Another act of kindness was to ensure that Mr and Mrs Fenwick – an elderly couple in our hamlet – had a roast dinner delivered piping hot to their door every Sunday. Although it was only once a week, at least we knew they had a cooked dinner with plenty of fresh vegetables all through the lockdown.
A takeaway was soon born which saw our usual high-quality meals stuffed into polystyrene boxes. We also offered a free delivery takeaway service to the elderly and the vulnerable that were shielding in the village. They could phone through an order and pay over the phone and a hot delicious meal was delivered to their doorstep. A service, which even now, we still offer to those currently shielding.
All in all, more than 2,500 free meals have been given away. While a lot of people enjoyed their time at home, and basked in the sunshine, here at The Golden Lion, we fed people.
The Newbury, Newbury, West Berkshire
I’ve been landlord of the pub for over eight years now, and around 18 months ago opened 137 Gin Distillery in what used to be the pub’s back yard.
Right at the beginning of the pandemic I saw another distillery in my hometown of Bristol producing their own hand sanitiser to protect staff. I knew this was something I wanted to get involved in and offer my own community.
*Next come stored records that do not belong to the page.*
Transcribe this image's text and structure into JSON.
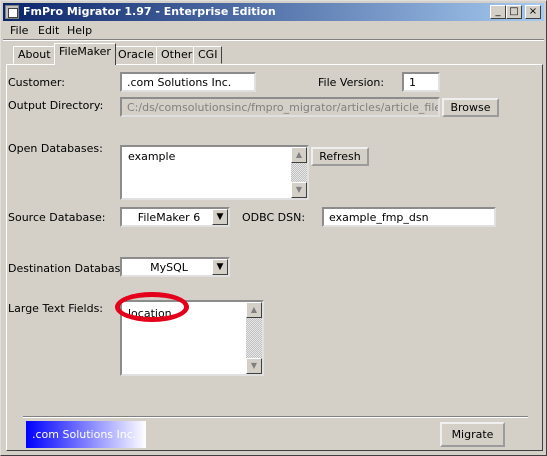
{
  "window": {
    "title": "FmPro Migrator 1.97 - Enterprise Edition",
    "minimize": "_",
    "maximize": "□",
    "close": "×"
  },
  "menu": [
    "File",
    "Edit",
    "Help"
  ],
  "tabs": [
    "About",
    "FileMaker",
    "Oracle",
    "Other",
    "CGI"
  ],
  "form": {
    "customer_label": "Customer:",
    "customer_value": ".com Solutions Inc.",
    "file_version_label": "File Version:",
    "file_version_value": "1",
    "output_dir_label": "Output Directory:",
    "output_dir_value": "C:/ds/comsolutionsinc/fmpro_migrator/articles/article_filemaker_t",
    "browse_label": "Browse",
    "open_db_label": "Open Databases:",
    "open_db_items": [
      "example"
    ],
    "refresh_label": "Refresh",
    "source_db_label": "Source Database:",
    "source_db_value": "FileMaker 6",
    "odbc_label": "ODBC DSN:",
    "odbc_value": "example_fmp_dsn",
    "dest_db_label": "Destination Database:",
    "dest_db_value": "MySQL",
    "large_text_label": "Large Text Fields:",
    "large_text_items": [
      "location"
    ]
  },
  "footer": {
    "brand": ".com Solutions Inc.",
    "migrate_label": "Migrate"
  },
  "colors": {
    "titlebar_start": "#0a246a",
    "highlight_ring": "#e4001b",
    "brand_blue": "#0000ff"
  }
}
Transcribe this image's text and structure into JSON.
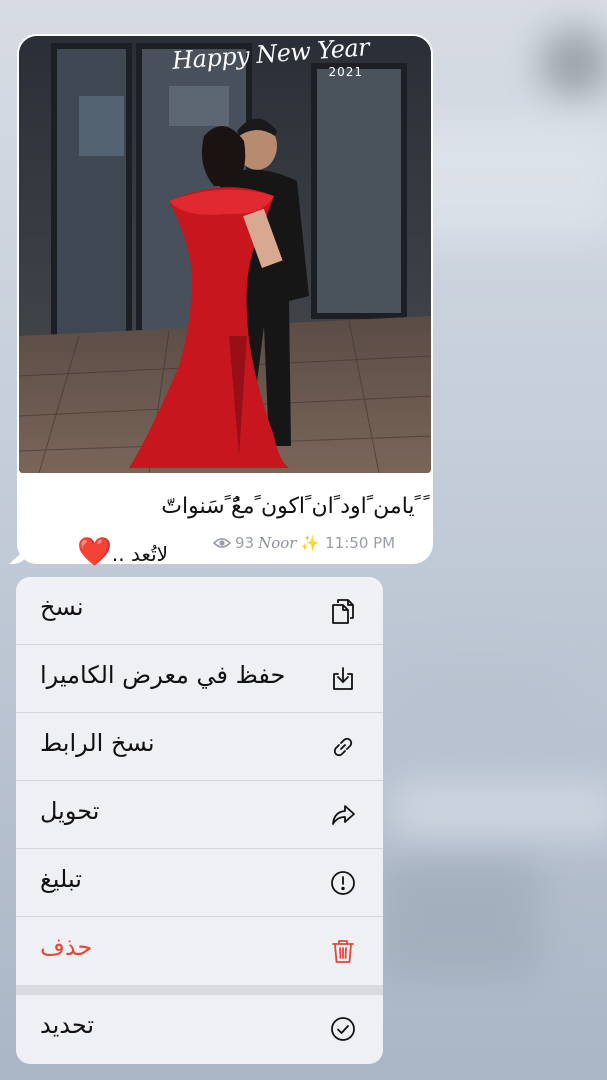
{
  "message": {
    "photo_overlay_title": "Happy New Year",
    "photo_overlay_year": "2021",
    "caption_line1": "ً ًيامن ًاود ًان ًاكون ًمعًٌ ًسَنواتّ",
    "caption_line2": "لاتُعد ..",
    "heart": "❤️",
    "views": "93",
    "author": "Noor",
    "sparkle": "✨",
    "time": "11:50 PM"
  },
  "menu": {
    "items": [
      {
        "label": "نسخ",
        "icon": "copy-icon"
      },
      {
        "label": "حفظ في معرض الكاميرا",
        "icon": "save-to-gallery-icon"
      },
      {
        "label": "نسخ الرابط",
        "icon": "link-icon"
      },
      {
        "label": "تحويل",
        "icon": "forward-icon"
      },
      {
        "label": "تبليغ",
        "icon": "report-icon"
      },
      {
        "label": "حذف",
        "icon": "trash-icon"
      },
      {
        "label": "تحديد",
        "icon": "select-check-icon"
      }
    ],
    "danger_color": "#e6453a"
  }
}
As access to this commodity was becoming more and more scarce, it soon emerged that people had begun profiting from the situation – something I was not prepared to do – but I still wanted to be of some help here in my town.
After a lengthy planning conversation with local gin blogger, Debbie Burgess, we sourced the official recipe for sanitiser which I’m only able to produce due to my access to 96% ethanol and my distilling licence. In order to fund the resources, we set up a crowdfunding page and the idea progressed.
Using social media channels, local community groups, and support from counsellors, local publishers and broadcasters, we raised sufficient funds to enable production and before we knew it our sanitiser was being put to good use by local GP surgeries, care homes, meals on wheels services, soup kitchens and NHS hospices.
Word spread quickly, and we continued to help more and more front-line services like South Central Ambulance and care homes as far afield as Bristol.
On the day Thames Valley Air Ambulance came to collect their supply, we were fortunate enough to be the only pub and distillery selected to feature on Ross Kemp and Britain’s Volunteer Army that aired on BBC One.
The fundraiser is going from strength to strength. Most recently we extended our invite to all local independent businesses – ranging from construction companies to hairdressers, shops and stall holders – as they prepare to reopen.
Even though the pub has now reopened this doesn’t mean our support will stop – we will keep supplying our sanitiser as long as there is demand, with any residual funds in the crowdfunder once closed to be donated to local charities.